If you look to the skies Sunday night over Atlanta, you might see an interesting airplane circling downtown with its specialized camera focused on the shiny new Mercedes-Benz stadium. The little aircraft will be shooting those cool aerial pictures of the Packers-Falcons NFL game you'll see on TV.
Yes, we said a plane. NBC choose not to use a traditional blimp to capture the glimmering skyline of Atlanta and the exciting moments of the Falcons game, but instead have dispatched a fascinating Italian-built airplane modified specifically for aerial observation.
The Partenavia P.68 first flew over the Italian countryside in 1970. The six-seat, twin-engine airplane was originally built for private/business use and for training. It was later modified by a German company, which replaced the nose with a completely transparent covering.
The P.68 Observer was born. This version basically resembles a helicopter cockpit attached to the front of an airplane.
The Observer variants were built and marketed for observation and law enforcement purposes and . Several of these aircraft are flown in the United States by state wildlife or fish and game departments. But one specific aircraft has the unique role of capturing stunning high-definition aerial footage to capture the sweeping cityscape that surrounds a football stadium.

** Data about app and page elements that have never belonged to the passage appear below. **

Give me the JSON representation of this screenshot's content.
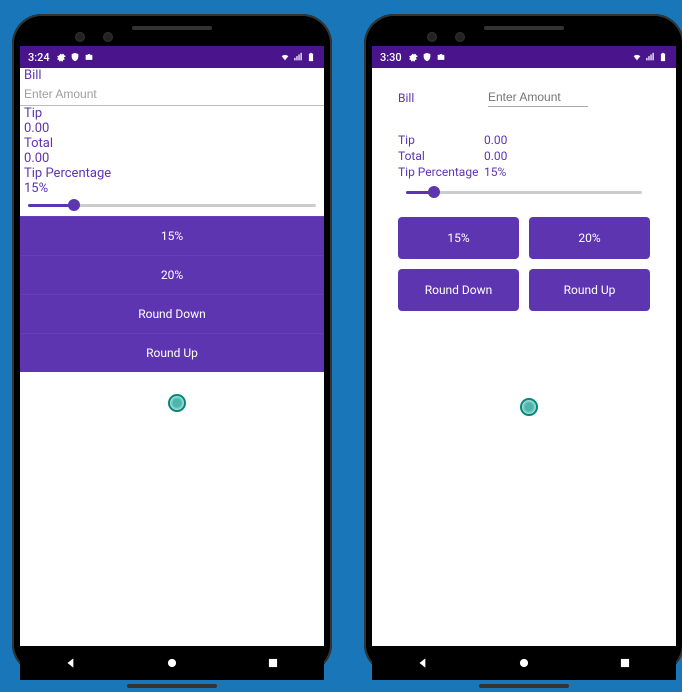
{
  "left": {
    "status_time": "3:24",
    "bill_label": "Bill",
    "amount_placeholder": "Enter Amount",
    "tip_label": "Tip",
    "tip_value": "0.00",
    "total_label": "Total",
    "total_value": "0.00",
    "tip_pct_label": "Tip Percentage",
    "tip_pct_value": "15%",
    "buttons": {
      "pct15": "15%",
      "pct20": "20%",
      "round_down": "Round Down",
      "round_up": "Round Up"
    }
  },
  "right": {
    "status_time": "3:30",
    "bill_label": "Bill",
    "amount_placeholder": "Enter Amount",
    "tip_label": "Tip",
    "tip_value": "0.00",
    "total_label": "Total",
    "total_value": "0.00",
    "tip_pct_label": "Tip Percentage",
    "tip_pct_value": "15%",
    "buttons": {
      "pct15": "15%",
      "pct20": "20%",
      "round_down": "Round Down",
      "round_up": "Round Up"
    }
  }
}
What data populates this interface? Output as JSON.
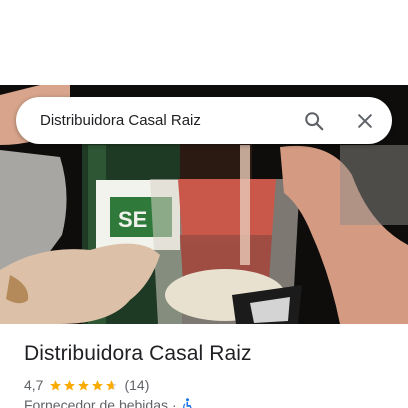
{
  "search": {
    "query": "Distribuidora Casal Raiz",
    "search_icon": "search-icon",
    "close_icon": "close-icon"
  },
  "photo": {
    "bottle_label_text": "SE"
  },
  "place": {
    "name": "Distribuidora Casal Raiz",
    "rating": "4,7",
    "stars_rating": 4.7,
    "review_count": "(14)",
    "category": "Fornecedor de bebidas",
    "separator": "·",
    "accessibility_icon": "wheelchair-accessible-icon"
  },
  "colors": {
    "star": "#f9ab00",
    "accessibility": "#1a73e8",
    "icon_gray": "#5f6368"
  }
}
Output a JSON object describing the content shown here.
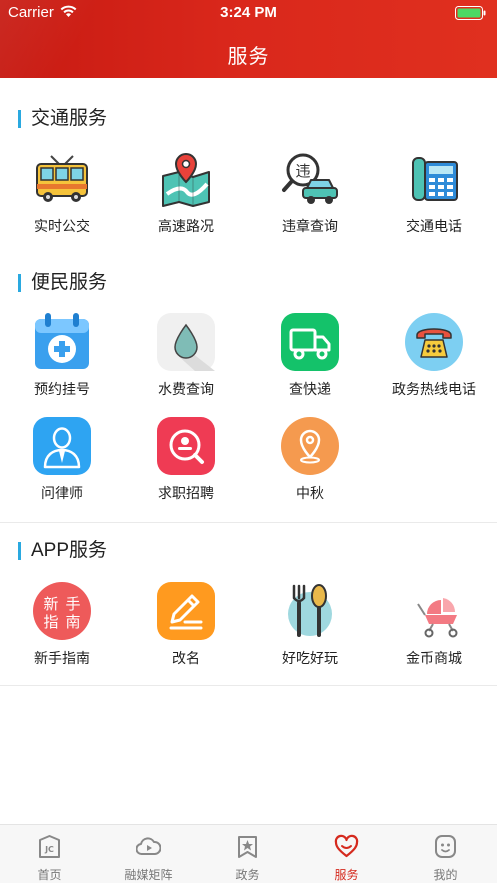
{
  "status_bar": {
    "carrier": "Carrier",
    "time": "3:24 PM"
  },
  "header": {
    "title": "服务"
  },
  "sections": {
    "traffic": {
      "title": "交通服务",
      "items": [
        {
          "label": "实时公交",
          "icon": "bus-icon"
        },
        {
          "label": "高速路况",
          "icon": "map-pin-icon"
        },
        {
          "label": "违章查询",
          "icon": "violation-search-icon"
        },
        {
          "label": "交通电话",
          "icon": "phone-calculator-icon"
        }
      ]
    },
    "convenience": {
      "title": "便民服务",
      "items": [
        {
          "label": "预约挂号",
          "icon": "medical-calendar-icon"
        },
        {
          "label": "水费查询",
          "icon": "water-drop-icon"
        },
        {
          "label": "查快递",
          "icon": "delivery-truck-icon"
        },
        {
          "label": "政务热线电话",
          "icon": "telephone-icon"
        },
        {
          "label": "问律师",
          "icon": "lawyer-icon"
        },
        {
          "label": "求职招聘",
          "icon": "job-search-icon"
        },
        {
          "label": "中秋",
          "icon": "location-pin-icon"
        }
      ]
    },
    "app": {
      "title": "APP服务",
      "items": [
        {
          "label": "新手指南",
          "icon": "beginner-guide-icon",
          "icon_text": [
            "新",
            "手",
            "指",
            "南"
          ]
        },
        {
          "label": "改名",
          "icon": "rename-pencil-icon"
        },
        {
          "label": "好吃好玩",
          "icon": "fork-spoon-icon"
        },
        {
          "label": "金币商城",
          "icon": "stroller-icon"
        }
      ]
    }
  },
  "tabbar": {
    "tabs": [
      {
        "label": "首页",
        "icon": "home-icon",
        "icon_text": "JC",
        "active": false
      },
      {
        "label": "融媒矩阵",
        "icon": "cloud-play-icon",
        "active": false
      },
      {
        "label": "政务",
        "icon": "star-bookmark-icon",
        "active": false
      },
      {
        "label": "服务",
        "icon": "heart-icon",
        "active": true
      },
      {
        "label": "我的",
        "icon": "profile-face-icon",
        "active": false
      }
    ]
  },
  "colors": {
    "header_red": "#d52a1e",
    "accent_blue": "#2aa9e0",
    "active_tab": "#d52a1e"
  }
}
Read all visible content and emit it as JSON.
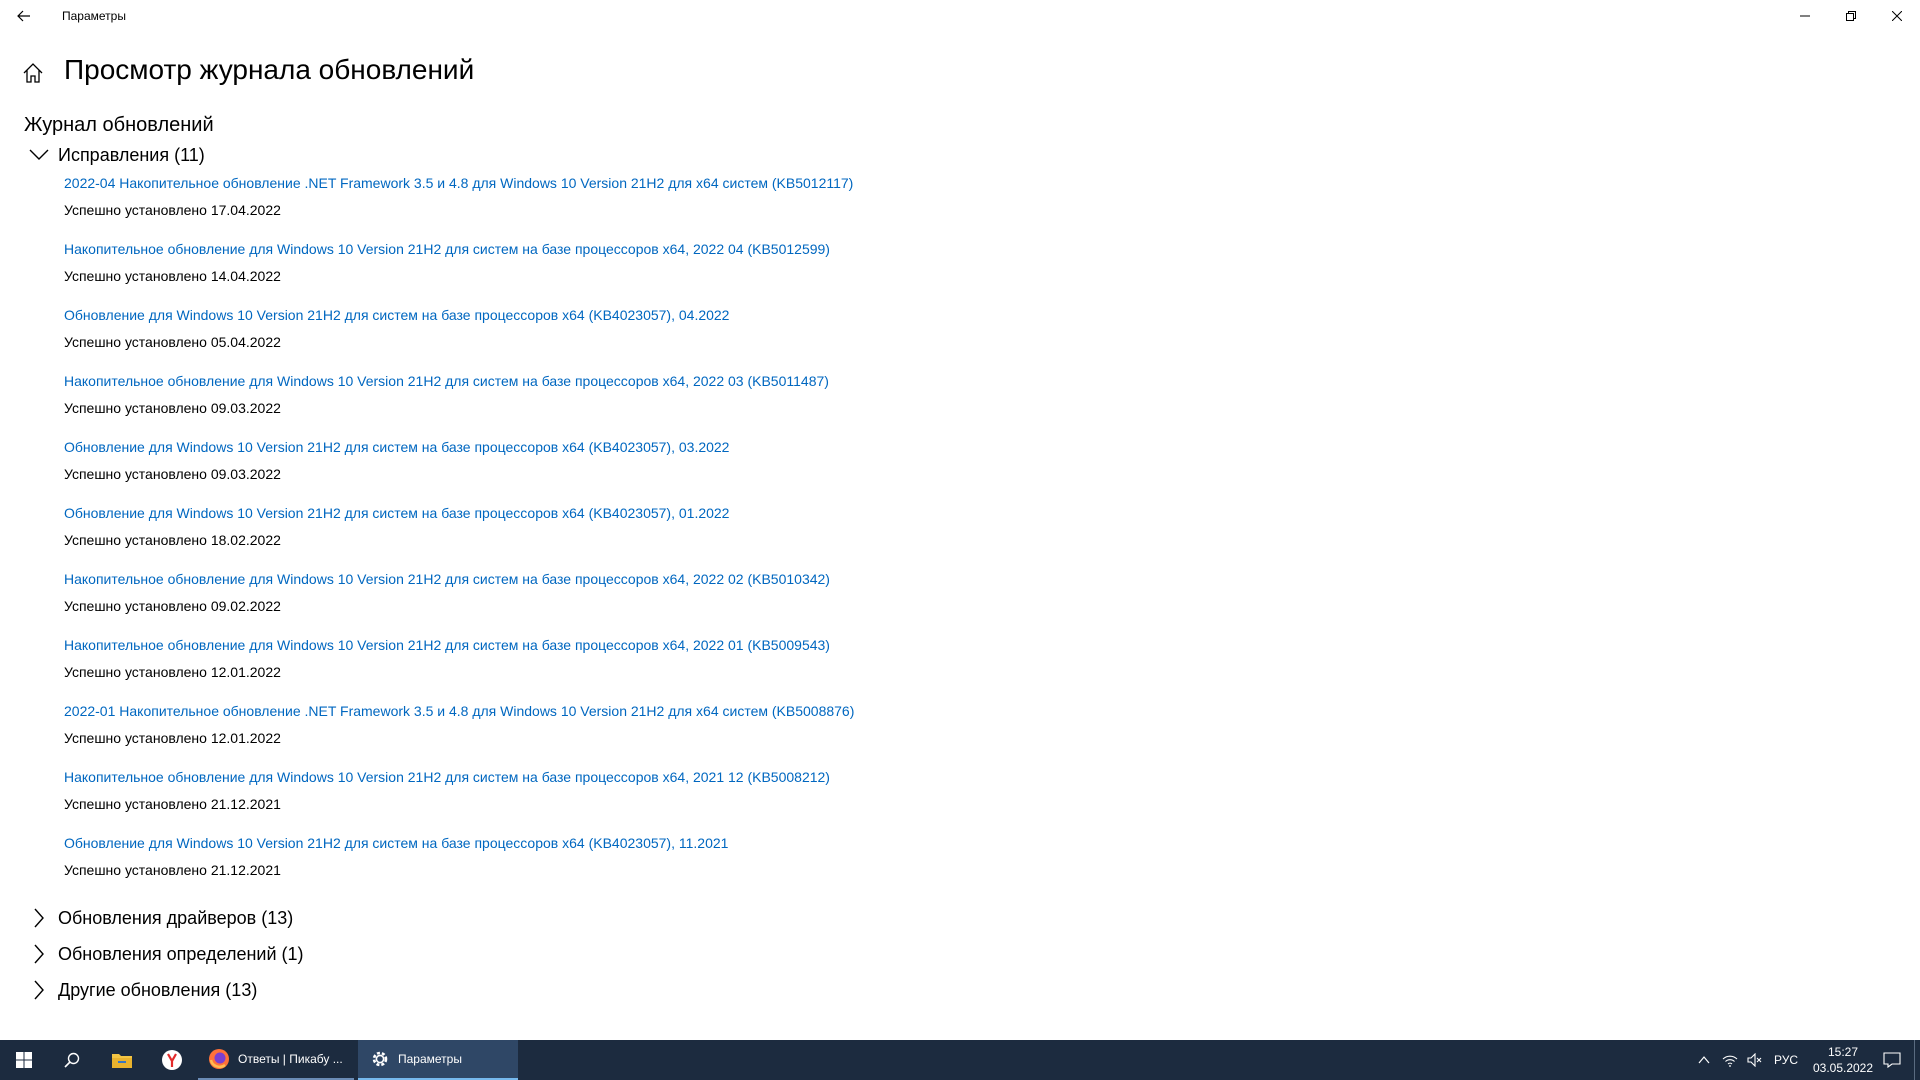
{
  "window": {
    "title": "Параметры"
  },
  "page": {
    "title": "Просмотр журнала обновлений",
    "section_title": "Журнал обновлений"
  },
  "groups": {
    "fixes": {
      "label": "Исправления (11)",
      "expanded": true
    },
    "drivers": {
      "label": "Обновления драйверов (13)",
      "expanded": false
    },
    "definitions": {
      "label": "Обновления определений (1)",
      "expanded": false
    },
    "other": {
      "label": "Другие обновления (13)",
      "expanded": false
    }
  },
  "updates": [
    {
      "name": "2022-04 Накопительное обновление .NET Framework 3.5 и 4.8 для Windows 10 Version 21H2 для x64 систем (KB5012117)",
      "status": "Успешно установлено 17.04.2022"
    },
    {
      "name": "Накопительное обновление для Windows 10 Version 21H2 для систем на базе процессоров x64, 2022 04 (KB5012599)",
      "status": "Успешно установлено 14.04.2022"
    },
    {
      "name": "Обновление для Windows 10 Version 21H2 для систем на базе процессоров x64 (KB4023057), 04.2022",
      "status": "Успешно установлено 05.04.2022"
    },
    {
      "name": "Накопительное обновление для Windows 10 Version 21H2 для систем на базе процессоров x64, 2022 03 (KB5011487)",
      "status": "Успешно установлено 09.03.2022"
    },
    {
      "name": "Обновление для Windows 10 Version 21H2 для систем на базе процессоров x64 (KB4023057), 03.2022",
      "status": "Успешно установлено 09.03.2022"
    },
    {
      "name": "Обновление для Windows 10 Version 21H2 для систем на базе процессоров x64 (KB4023057), 01.2022",
      "status": "Успешно установлено 18.02.2022"
    },
    {
      "name": "Накопительное обновление для Windows 10 Version 21H2 для систем на базе процессоров x64, 2022 02 (KB5010342)",
      "status": "Успешно установлено 09.02.2022"
    },
    {
      "name": "Накопительное обновление для Windows 10 Version 21H2 для систем на базе процессоров x64, 2022 01 (KB5009543)",
      "status": "Успешно установлено 12.01.2022"
    },
    {
      "name": "2022-01 Накопительное обновление .NET Framework 3.5 и 4.8 для Windows 10 Version 21H2 для x64 систем (KB5008876)",
      "status": "Успешно установлено 12.01.2022"
    },
    {
      "name": "Накопительное обновление для Windows 10 Version 21H2 для систем на базе процессоров x64, 2021 12 (KB5008212)",
      "status": "Успешно установлено 21.12.2021"
    },
    {
      "name": "Обновление для Windows 10 Version 21H2 для систем на базе процессоров x64 (KB4023057), 11.2021",
      "status": "Успешно установлено 21.12.2021"
    }
  ],
  "taskbar": {
    "firefox_label": "Ответы | Пикабу ...",
    "settings_label": "Параметры",
    "language": "РУС",
    "time": "15:27",
    "date": "03.05.2022"
  },
  "colors": {
    "link": "#0067c0",
    "taskbar_bg": "#1c2b3f",
    "active_task": "#2f4766"
  }
}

Once the NFL-watching plane is airborne, a trapdoor opens in the belly of the plane and a gyroscopically stabilized camera is mechanically lowered to protrude below the fuselage with an unobscured view of the landscape below. The camera operator is then presented with a suite of production equipment including a joystick and monitor to manipulate the lens for the perfect shot.
The cameraman must also communicate closely with the cockpit crew to coordinate a flight path that provides the ultimate angle to capture dramatic footage of the stadium and surrounding skyline. In addition to finding the sweet spot in the sky to satisfy the camera, they must navigate the dark skies dodging the high-rise rooftops (and only after receiving previous authorization to fly in the restricted airspace surrounding every professional football game in the United States).
As you watch the game Sunday night and see the wide shots of downtown Atlanta and its new state-of-the-art stadium, just remember this high tech little airplane is up there making the magic happen.